A review of the state’s master plan for higher education concluded that California can remain a leader only if it ensures that 1) all its qualified students can be accommodated on the state’s campuses and 2) those qualified students include many more blacks and Latinos. The bipartisan legislative committee’s report shows that politicians can generally agree on sensitive subjects; the trick will be translating that agreement into action. The Joint Committee for Review of the Master Plan for Higher Education report is part of a process that has been going on for five years. The state has been re-examining its system of community colleges, the California State University, the University of California and private institutions. It has already led the Legislature to pass and the governor to sign, but not yet fund, reforms in community college financing and teaching.

The first part of this report focuses intensely on broadening the ethnic makeup of California’s campuses.
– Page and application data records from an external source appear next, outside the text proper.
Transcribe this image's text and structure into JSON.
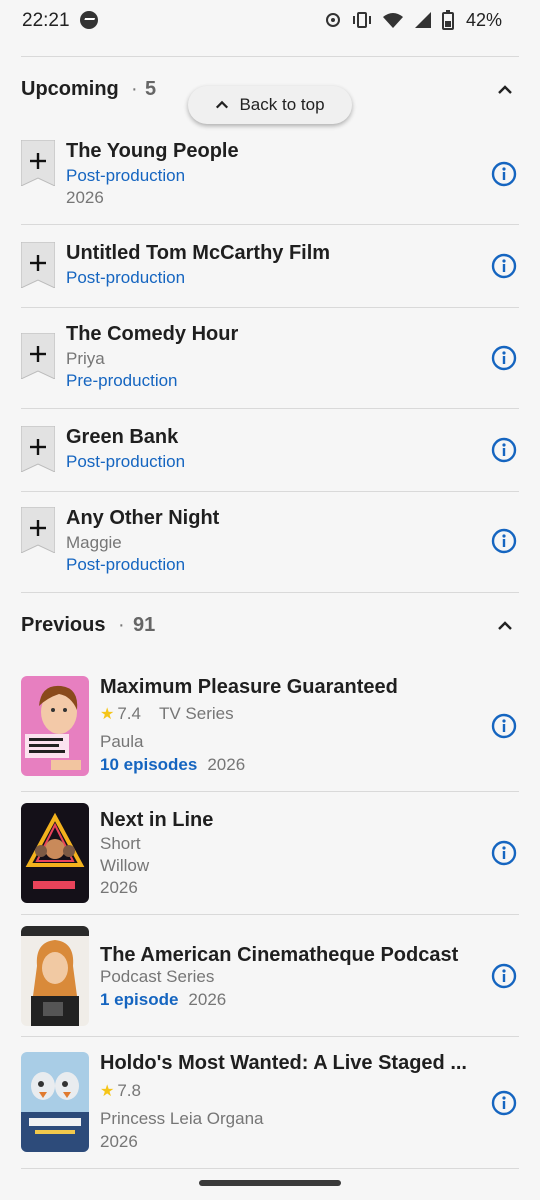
{
  "status": {
    "time": "22:21",
    "battery": "42%"
  },
  "back_to_top": "Back to top",
  "upcoming": {
    "title": "Upcoming",
    "dot": "·",
    "count": "5",
    "items": [
      {
        "title": "The Young People",
        "lines": [
          "Post-production",
          "2026"
        ]
      },
      {
        "title": "Untitled Tom McCarthy Film",
        "lines": [
          "Post-production"
        ]
      },
      {
        "title": "The Comedy Hour",
        "lines": [
          "Priya",
          "Pre-production"
        ]
      },
      {
        "title": "Green Bank",
        "lines": [
          "Post-production"
        ]
      },
      {
        "title": "Any Other Night",
        "lines": [
          "Maggie",
          "Post-production"
        ]
      }
    ]
  },
  "previous": {
    "title": "Previous",
    "dot": "·",
    "count": "91",
    "items": [
      {
        "title": "Maximum Pleasure Guaranteed",
        "rating": "7.4",
        "type": "TV Series",
        "role": "Paula",
        "episodes": "10 episodes",
        "year": "2026"
      },
      {
        "title": "Next in Line",
        "type": "Short",
        "role": "Willow",
        "year": "2026"
      },
      {
        "title": "The American Cinematheque Podcast",
        "type": "Podcast Series",
        "episodes": "1 episode",
        "year": "2026"
      },
      {
        "title": "Holdo's Most Wanted: A Live Staged ...",
        "rating": "7.8",
        "role": "Princess Leia Organa",
        "year": "2026"
      }
    ]
  },
  "colors": {
    "link_blue": "#1565c0",
    "star": "#f5c518"
  },
  "icons": [
    "add-to-watchlist-icon",
    "info-icon",
    "chevron-up-icon",
    "star-icon"
  ]
}
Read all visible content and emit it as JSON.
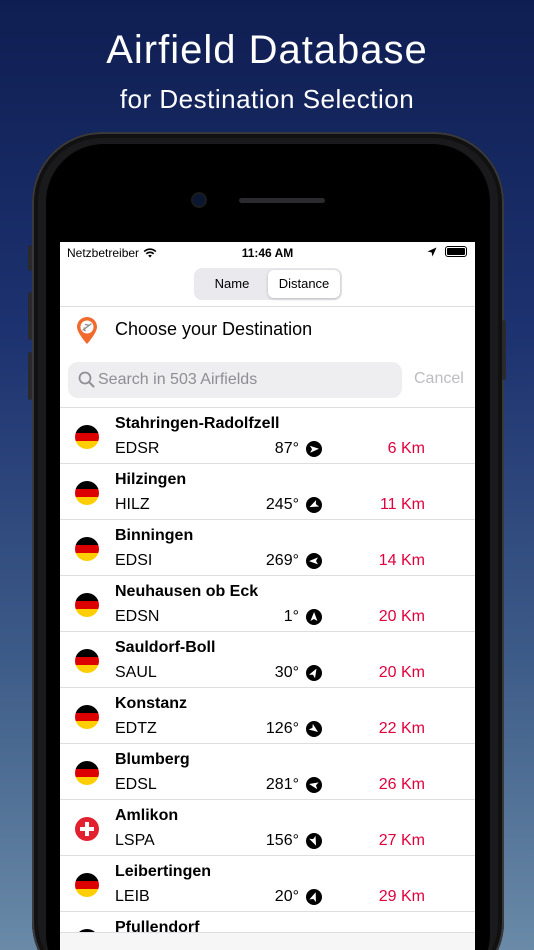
{
  "promo": {
    "title": "Airfield Database",
    "subtitle": "for Destination Selection"
  },
  "status_bar": {
    "carrier": "Netzbetreiber",
    "time": "11:46 AM"
  },
  "segmented": {
    "options": [
      "Name",
      "Distance"
    ],
    "selected": "Distance"
  },
  "header": {
    "title": "Choose your Destination"
  },
  "search": {
    "placeholder": "Search in 503 Airfields",
    "cancel_label": "Cancel"
  },
  "airfields": [
    {
      "name": "Stahringen-Radolfzell",
      "code": "EDSR",
      "bearing": "87°",
      "bearing_deg": 87,
      "distance": "6 Km",
      "country": "DE"
    },
    {
      "name": "Hilzingen",
      "code": "HILZ",
      "bearing": "245°",
      "bearing_deg": 245,
      "distance": "11 Km",
      "country": "DE"
    },
    {
      "name": "Binningen",
      "code": "EDSI",
      "bearing": "269°",
      "bearing_deg": 269,
      "distance": "14 Km",
      "country": "DE"
    },
    {
      "name": "Neuhausen ob Eck",
      "code": "EDSN",
      "bearing": "1°",
      "bearing_deg": 1,
      "distance": "20 Km",
      "country": "DE"
    },
    {
      "name": "Sauldorf-Boll",
      "code": "SAUL",
      "bearing": "30°",
      "bearing_deg": 30,
      "distance": "20 Km",
      "country": "DE"
    },
    {
      "name": "Konstanz",
      "code": "EDTZ",
      "bearing": "126°",
      "bearing_deg": 126,
      "distance": "22 Km",
      "country": "DE"
    },
    {
      "name": "Blumberg",
      "code": "EDSL",
      "bearing": "281°",
      "bearing_deg": 281,
      "distance": "26 Km",
      "country": "DE"
    },
    {
      "name": "Amlikon",
      "code": "LSPA",
      "bearing": "156°",
      "bearing_deg": 156,
      "distance": "27 Km",
      "country": "CH"
    },
    {
      "name": "Leibertingen",
      "code": "LEIB",
      "bearing": "20°",
      "bearing_deg": 20,
      "distance": "29 Km",
      "country": "DE"
    },
    {
      "name": "Pfullendorf",
      "code": "",
      "bearing": "",
      "bearing_deg": null,
      "distance": "",
      "country": "DE"
    }
  ],
  "colors": {
    "distance": "#e0003c",
    "accent_pin": "#f06a2c"
  }
}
Fewer than 900 black high school graduates were eligible for the University of California in 1986. Only 674 blacks and Latinos transferred from the 106 community colleges into UC. Only 4,468 blacks and Latinos were among 27,761 transfers into the Cal State system.

Students must be helped at every step of their education so that they can aspire to attend college, then qualify for admission and pay the bills, the legislators suggest. The panel especially wants UC to accept broader responsibility to work more closely with the public schools, aggressively recruit minority students and faculty and do more to make them feel comfortable on their campuses. In turn, these schools must be given the money to do this expensive job as well as to provide larger financial aid grants to more students to reduce their current debt-inducing reliance on loans.


The legislators decided to temporarily dodge the issue of how many campuses UC and Cal State will need to handle as many as 150,000 more students by 2005. Both Republicans and Democrats on the panel agreed the state should guarantee that every student who qualifies for UC and Cal State gets to go there. The students may not get their first choice of campus or major. And once the four-year institutions and community colleges work out more compatible courses and transfer arrangements--as the legislators say they must--then more students may elect to start higher education at a two-year campus. But the panel clearly says these students should be entitled to go to the higher education system for which they qualify.

The legislators’ most controversial but important recommendations may prove to be those requiring students to master a foreign language and take an ethnic studies course. Command of a second language and understanding of other cultures will enable the state’s college graduates to function far better in the new California in which minority groups are fast becoming the majority of citizens.

The report finesses the question of whether Proposition 13 and the Gann spending limit, which severely restrict the state’s ability to carry out master plan goals, should be modified or eliminated. But The UC Board of Regents and the Cal State Board of Trustees both recently passed resolutions calling for changes in state spending limits.

Some of the legislators’ recommendations can be done without massive spending increases, but many will take money, and the review panel, at least, has committed itself to trying to honor that commitment, too. The strong words are down on paper. Now it’s time for action.